(Collection entries)

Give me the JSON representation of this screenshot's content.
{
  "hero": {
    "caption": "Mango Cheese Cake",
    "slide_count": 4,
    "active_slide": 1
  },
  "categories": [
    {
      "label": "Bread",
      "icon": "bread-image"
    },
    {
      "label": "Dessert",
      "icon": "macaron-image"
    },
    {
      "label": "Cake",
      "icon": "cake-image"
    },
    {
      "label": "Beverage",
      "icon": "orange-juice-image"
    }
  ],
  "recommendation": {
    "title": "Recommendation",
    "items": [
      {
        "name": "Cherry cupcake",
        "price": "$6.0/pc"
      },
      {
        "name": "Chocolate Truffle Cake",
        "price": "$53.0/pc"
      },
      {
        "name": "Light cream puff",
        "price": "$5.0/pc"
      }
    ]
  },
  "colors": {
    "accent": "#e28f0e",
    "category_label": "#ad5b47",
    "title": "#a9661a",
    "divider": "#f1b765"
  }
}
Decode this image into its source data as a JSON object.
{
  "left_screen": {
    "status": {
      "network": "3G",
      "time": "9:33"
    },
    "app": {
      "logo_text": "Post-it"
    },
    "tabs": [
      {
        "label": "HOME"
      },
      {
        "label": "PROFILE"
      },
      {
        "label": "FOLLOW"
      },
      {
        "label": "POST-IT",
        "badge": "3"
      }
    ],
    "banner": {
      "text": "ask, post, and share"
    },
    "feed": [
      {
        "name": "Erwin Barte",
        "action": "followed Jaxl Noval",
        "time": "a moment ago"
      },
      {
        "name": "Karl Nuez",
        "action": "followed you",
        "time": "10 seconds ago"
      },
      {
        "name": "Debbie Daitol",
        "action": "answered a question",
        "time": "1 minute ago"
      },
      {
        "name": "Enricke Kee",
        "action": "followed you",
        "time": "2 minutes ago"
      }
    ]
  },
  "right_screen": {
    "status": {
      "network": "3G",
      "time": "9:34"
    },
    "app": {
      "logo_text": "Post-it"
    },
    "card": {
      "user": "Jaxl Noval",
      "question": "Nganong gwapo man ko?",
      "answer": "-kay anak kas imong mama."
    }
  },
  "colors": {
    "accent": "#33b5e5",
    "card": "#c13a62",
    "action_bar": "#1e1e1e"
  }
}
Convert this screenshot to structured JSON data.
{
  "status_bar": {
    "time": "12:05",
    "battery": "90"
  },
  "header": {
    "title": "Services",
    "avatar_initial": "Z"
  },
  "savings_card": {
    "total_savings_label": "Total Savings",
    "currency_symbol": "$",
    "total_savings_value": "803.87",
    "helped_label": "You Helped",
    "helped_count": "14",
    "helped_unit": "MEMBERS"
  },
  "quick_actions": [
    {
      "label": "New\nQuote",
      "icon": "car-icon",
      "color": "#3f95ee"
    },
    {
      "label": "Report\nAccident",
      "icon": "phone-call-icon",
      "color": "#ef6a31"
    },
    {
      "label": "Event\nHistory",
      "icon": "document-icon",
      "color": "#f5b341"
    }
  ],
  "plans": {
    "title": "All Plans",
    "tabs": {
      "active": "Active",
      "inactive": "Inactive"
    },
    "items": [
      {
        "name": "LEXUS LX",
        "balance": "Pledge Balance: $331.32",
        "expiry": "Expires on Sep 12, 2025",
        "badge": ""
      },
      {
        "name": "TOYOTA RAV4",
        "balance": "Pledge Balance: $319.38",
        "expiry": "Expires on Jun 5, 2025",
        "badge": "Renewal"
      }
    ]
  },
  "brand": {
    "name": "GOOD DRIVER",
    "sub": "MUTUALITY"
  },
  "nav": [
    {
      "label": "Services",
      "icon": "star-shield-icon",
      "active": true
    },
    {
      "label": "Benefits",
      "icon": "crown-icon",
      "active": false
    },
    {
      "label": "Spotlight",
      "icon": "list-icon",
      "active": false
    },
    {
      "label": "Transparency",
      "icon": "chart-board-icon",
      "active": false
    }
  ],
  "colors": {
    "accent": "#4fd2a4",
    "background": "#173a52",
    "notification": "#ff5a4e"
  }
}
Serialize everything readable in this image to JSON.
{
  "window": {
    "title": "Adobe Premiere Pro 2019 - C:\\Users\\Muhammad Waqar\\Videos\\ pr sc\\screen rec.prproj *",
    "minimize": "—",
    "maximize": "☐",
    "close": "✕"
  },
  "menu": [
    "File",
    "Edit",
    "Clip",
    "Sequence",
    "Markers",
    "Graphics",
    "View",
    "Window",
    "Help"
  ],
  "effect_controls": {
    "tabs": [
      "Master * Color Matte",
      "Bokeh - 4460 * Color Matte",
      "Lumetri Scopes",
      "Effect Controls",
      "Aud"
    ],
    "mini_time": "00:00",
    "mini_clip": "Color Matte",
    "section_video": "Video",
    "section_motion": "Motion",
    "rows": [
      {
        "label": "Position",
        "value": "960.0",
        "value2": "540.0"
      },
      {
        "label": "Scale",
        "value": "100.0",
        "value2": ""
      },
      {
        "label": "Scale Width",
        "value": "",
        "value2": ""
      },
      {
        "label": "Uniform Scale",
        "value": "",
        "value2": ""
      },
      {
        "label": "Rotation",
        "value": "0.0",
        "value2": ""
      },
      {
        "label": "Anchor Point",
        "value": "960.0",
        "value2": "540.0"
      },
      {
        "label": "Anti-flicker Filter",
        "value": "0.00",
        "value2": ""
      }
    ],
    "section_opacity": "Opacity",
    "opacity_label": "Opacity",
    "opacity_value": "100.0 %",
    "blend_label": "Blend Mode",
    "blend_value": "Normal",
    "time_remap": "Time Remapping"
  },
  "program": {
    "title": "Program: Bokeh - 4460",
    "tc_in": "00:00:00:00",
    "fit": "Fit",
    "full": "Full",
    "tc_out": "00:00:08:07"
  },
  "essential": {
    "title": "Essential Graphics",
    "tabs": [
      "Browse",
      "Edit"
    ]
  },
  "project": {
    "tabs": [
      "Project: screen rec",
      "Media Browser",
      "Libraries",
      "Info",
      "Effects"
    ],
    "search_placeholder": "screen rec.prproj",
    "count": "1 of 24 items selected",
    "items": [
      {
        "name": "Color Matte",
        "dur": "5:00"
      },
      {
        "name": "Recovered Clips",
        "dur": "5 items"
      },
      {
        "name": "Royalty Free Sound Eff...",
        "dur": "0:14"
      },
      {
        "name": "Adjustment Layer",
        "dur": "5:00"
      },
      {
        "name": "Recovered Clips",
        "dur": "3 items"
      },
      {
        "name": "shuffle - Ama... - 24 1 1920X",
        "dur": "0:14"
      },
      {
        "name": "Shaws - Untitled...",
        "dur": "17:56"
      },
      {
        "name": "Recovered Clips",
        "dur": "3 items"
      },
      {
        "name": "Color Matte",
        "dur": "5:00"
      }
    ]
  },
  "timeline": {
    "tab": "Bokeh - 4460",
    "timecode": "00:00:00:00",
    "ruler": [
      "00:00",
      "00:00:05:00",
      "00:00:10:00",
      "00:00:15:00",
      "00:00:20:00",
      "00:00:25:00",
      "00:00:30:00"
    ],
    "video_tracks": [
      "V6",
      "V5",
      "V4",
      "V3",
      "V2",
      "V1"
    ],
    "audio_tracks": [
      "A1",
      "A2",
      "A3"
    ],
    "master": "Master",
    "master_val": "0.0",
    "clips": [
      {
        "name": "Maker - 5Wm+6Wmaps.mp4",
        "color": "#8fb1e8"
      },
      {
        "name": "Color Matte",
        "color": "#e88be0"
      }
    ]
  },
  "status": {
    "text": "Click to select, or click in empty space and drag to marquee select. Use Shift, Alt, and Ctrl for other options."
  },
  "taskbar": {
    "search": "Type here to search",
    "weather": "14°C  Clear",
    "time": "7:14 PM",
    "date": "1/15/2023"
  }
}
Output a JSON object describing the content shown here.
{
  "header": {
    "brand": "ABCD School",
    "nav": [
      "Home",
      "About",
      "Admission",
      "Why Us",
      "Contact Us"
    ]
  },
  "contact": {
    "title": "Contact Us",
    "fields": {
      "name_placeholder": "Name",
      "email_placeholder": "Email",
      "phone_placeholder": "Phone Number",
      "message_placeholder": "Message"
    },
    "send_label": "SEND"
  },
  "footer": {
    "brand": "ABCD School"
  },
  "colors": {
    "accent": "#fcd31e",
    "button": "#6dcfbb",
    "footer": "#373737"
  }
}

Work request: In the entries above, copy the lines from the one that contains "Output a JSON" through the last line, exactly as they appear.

Exercise response:
Output a JSON object describing the content shown here.
{
  "header": {
    "brand": "ABCD School",
    "nav": [
      "Home",
      "About",
      "Admission",
      "Why Us",
      "Contact Us"
    ]
  },
  "contact": {
    "title": "Contact Us",
    "fields": {
      "name_placeholder": "Name",
      "email_placeholder": "Email",
      "phone_placeholder": "Phone Number",
      "message_placeholder": "Message"
    },
    "send_label": "SEND"
  },
  "footer": {
    "brand": "ABCD School"
  },
  "colors": {
    "accent": "#fcd31e",
    "button": "#6dcfbb",
    "footer": "#373737"
  }
}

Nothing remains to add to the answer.